The attorney, who specializes in white-collar criminal defense in New York City, said Bankman-Fried's lawyers do have one argument for getting their client released, which is that the reason for having him behind bars in the first place was not that he was a flight risk but that he was allegedly tampering with potential witnesses.
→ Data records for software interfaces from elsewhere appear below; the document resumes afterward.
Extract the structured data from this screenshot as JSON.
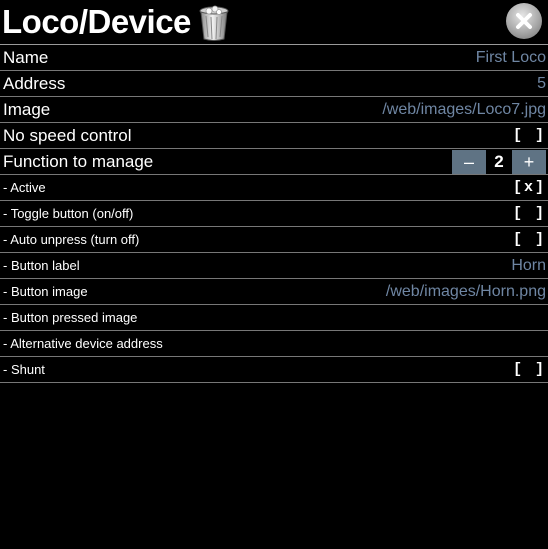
{
  "header": {
    "title": "Loco/Device"
  },
  "rows": [
    {
      "label": "Name",
      "value": "First Loco"
    },
    {
      "label": "Address",
      "value": "5"
    },
    {
      "label": "Image",
      "value": "/web/images/Loco7.jpg"
    },
    {
      "label": "No speed control",
      "checkbox": "[ ]"
    },
    {
      "label": "Function to manage",
      "stepper": {
        "minus": "–",
        "value": "2",
        "plus": "+"
      }
    },
    {
      "label": "- Active",
      "checkbox": "[x]"
    },
    {
      "label": "- Toggle button (on/off)",
      "checkbox": "[ ]"
    },
    {
      "label": "- Auto unpress (turn off)",
      "checkbox": "[ ]"
    },
    {
      "label": "- Button label",
      "value": "Horn"
    },
    {
      "label": "- Button image",
      "value": "/web/images/Horn.png"
    },
    {
      "label": "- Button pressed image",
      "value": ""
    },
    {
      "label": "- Alternative device address",
      "value": ""
    },
    {
      "label": "- Shunt",
      "checkbox": "[ ]"
    }
  ]
}
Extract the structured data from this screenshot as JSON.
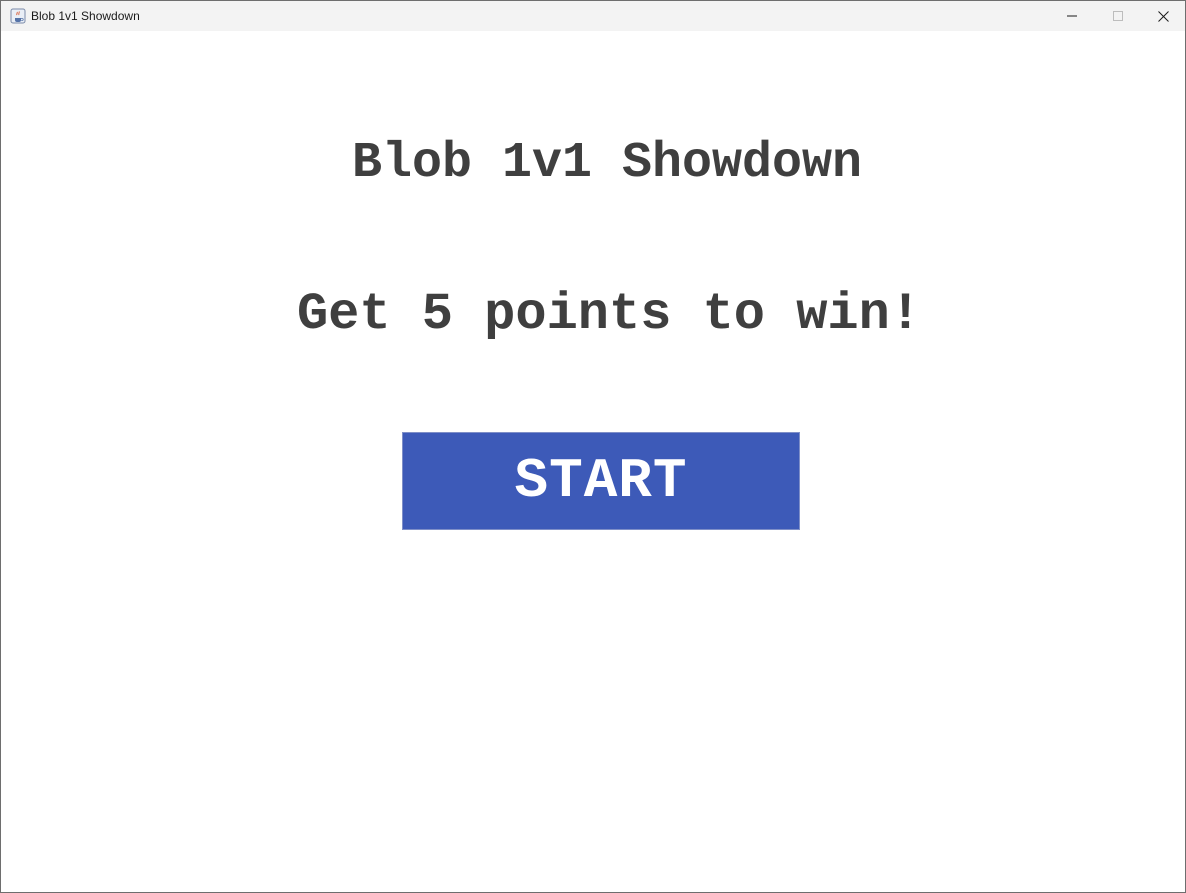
{
  "window": {
    "title": "Blob 1v1 Showdown",
    "icon": "java-cup-icon"
  },
  "screen": {
    "title": "Blob 1v1 Showdown",
    "subtitle": "Get 5 points to win!",
    "start_label": "START"
  },
  "colors": {
    "text": "#3f3f3f",
    "button": "#3d5ab8",
    "button_text": "#ffffff",
    "background": "#ffffff"
  }
}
With the conviction, that reasoning is no longer applicable.
However, with Bankman-Fried facing a second trial starting the same month as his sentencing, it is most likely the judge overseeing the trial, U.S. District Judge Lewis Kaplan, will not allow him to make bail based on the same rationale that was used to incarcerate him in the first place.
Bankman-Fried's defense team may try to appeal the verdict, but O'Brien does not believe such an effort would be successful.
"I don't think there's a compelling issue on appeal that's going to be on the horizon here," he said.
O'Brien said he could not point to anything that happened during the trial "that would create a significant material issue on appeal that would justify reversal and remand or dismissal, depending on the argument."
"I just don't see it," he added. "There were no controversy or calls by the court."
The convictions on seven charges for fraud, conspiracy and money laundering carry a combined maximum sentence of 110 years, but that is only the statutory limit, and sentencing guidelines may call for far less than that.
Still, Bankman-Fried is "facing a huge sentence, maybe 30 to 40 years," according to O'Brien, because of the dollar loss to the victims, which the government says is in the billions.
However, O'Brien says he does not think the sentence Kaplan eventually hands down will even come close to that.
The attorney explained that with Bankman-Fried being young at 31 years old, a sentence of 30 years or more would essentially ruin his whole life.
"I think Kaplan is going to want to give him an opportunity to start over and redeem himself, so to speak," O'Brien said. "He has a lot to offer society, and he's going to give him that chance to have a full career."
O'Brien expects Bankman-Fried to receive a sentence in "the teens" or possibly lower, saying he would not be surprised if the ex-CEO received a sentence comparable to 39-year-old Theranos founder Elizabeth Holmes, who is currently serving 11.25 years for her own fraud conviction.
The FTX founder, who capitalized on a rise in bitcoin and at one point accumulated an estimated $26 billion, is also expected to be ordered to pay restitution.
While it is likely Bankman-Fried will be incarcerated for several years for his crimes, unlike Holmes, he probably will not be spending that time in a lower-level security prison camp. O'Brien says there aren't many of those camps for men, and they are now nearly impossible to get into, so Bankman-Fried would essentially need to "get in line."
But wherever Bankman-Fried ends up serving time, he will likely have opportunities to work behind bars and contribute to society both during and after his imprisonment. And there's always the chance that Bankman-Fried redeems himself, O'Brien noted.
"Look at Michael Milken," he said, pointing to the financier who was sentenced to 10 years in prison and served only two after pleading guilty to securities fraud in 1990.
"He reinvented himself," O'Brien said of Milken. "He went from being a junk bond king to a major philanthropist, and he's very, very, very, very smart – just like Bankman-Fried."